• SOURCE DATA:

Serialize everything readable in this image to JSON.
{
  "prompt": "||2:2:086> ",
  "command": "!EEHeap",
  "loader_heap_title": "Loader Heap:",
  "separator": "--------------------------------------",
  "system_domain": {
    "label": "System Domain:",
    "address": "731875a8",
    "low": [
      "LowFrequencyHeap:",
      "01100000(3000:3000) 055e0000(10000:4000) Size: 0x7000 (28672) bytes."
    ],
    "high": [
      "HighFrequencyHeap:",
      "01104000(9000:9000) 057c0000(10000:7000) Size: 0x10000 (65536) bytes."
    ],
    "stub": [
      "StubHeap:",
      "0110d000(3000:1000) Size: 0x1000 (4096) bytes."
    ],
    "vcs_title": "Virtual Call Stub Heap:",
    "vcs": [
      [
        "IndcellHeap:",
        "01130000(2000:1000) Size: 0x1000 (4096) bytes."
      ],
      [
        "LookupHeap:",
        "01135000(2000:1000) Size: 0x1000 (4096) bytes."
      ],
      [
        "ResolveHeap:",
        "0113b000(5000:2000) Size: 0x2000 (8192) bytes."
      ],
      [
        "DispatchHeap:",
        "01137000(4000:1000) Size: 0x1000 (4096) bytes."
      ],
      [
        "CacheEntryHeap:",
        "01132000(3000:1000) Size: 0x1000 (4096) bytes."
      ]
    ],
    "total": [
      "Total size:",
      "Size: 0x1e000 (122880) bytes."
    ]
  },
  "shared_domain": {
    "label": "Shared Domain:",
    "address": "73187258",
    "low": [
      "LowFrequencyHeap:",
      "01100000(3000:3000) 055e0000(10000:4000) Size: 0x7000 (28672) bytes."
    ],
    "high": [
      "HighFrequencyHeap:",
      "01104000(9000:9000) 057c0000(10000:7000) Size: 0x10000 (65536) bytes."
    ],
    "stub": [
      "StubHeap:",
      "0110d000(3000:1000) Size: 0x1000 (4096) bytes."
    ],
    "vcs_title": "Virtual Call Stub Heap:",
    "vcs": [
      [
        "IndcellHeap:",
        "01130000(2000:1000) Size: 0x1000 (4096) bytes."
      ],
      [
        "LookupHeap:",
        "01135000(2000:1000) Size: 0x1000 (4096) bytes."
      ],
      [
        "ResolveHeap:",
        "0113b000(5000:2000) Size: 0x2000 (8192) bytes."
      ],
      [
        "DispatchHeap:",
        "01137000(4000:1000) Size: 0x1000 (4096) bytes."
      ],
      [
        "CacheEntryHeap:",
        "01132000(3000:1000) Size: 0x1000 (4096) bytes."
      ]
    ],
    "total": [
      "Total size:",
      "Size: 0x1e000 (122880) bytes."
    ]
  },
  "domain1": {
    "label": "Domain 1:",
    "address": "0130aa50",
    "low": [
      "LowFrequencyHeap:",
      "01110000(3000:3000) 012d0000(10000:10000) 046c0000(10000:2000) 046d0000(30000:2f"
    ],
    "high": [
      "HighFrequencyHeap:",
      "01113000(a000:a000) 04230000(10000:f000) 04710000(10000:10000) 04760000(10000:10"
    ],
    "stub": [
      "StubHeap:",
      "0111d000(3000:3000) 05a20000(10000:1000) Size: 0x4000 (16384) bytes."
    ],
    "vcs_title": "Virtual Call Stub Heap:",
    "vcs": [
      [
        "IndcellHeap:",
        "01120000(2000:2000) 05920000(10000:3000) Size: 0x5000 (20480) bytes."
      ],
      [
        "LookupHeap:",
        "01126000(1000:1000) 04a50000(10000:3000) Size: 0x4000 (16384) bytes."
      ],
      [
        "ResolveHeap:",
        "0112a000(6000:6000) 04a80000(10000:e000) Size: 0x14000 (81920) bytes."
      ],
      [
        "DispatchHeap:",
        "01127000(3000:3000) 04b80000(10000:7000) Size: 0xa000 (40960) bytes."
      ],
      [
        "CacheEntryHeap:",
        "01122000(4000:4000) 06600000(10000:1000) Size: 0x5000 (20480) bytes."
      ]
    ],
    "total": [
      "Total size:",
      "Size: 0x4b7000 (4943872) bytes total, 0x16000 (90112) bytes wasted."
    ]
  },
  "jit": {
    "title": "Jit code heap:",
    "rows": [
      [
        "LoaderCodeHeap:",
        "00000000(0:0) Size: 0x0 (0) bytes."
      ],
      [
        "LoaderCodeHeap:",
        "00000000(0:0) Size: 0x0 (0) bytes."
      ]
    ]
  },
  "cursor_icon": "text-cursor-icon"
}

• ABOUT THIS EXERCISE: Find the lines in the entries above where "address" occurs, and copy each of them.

• PROBLEM SOLUTION:
    "address": "731875a8",
    "address": "73187258",
    "address": "0130aa50",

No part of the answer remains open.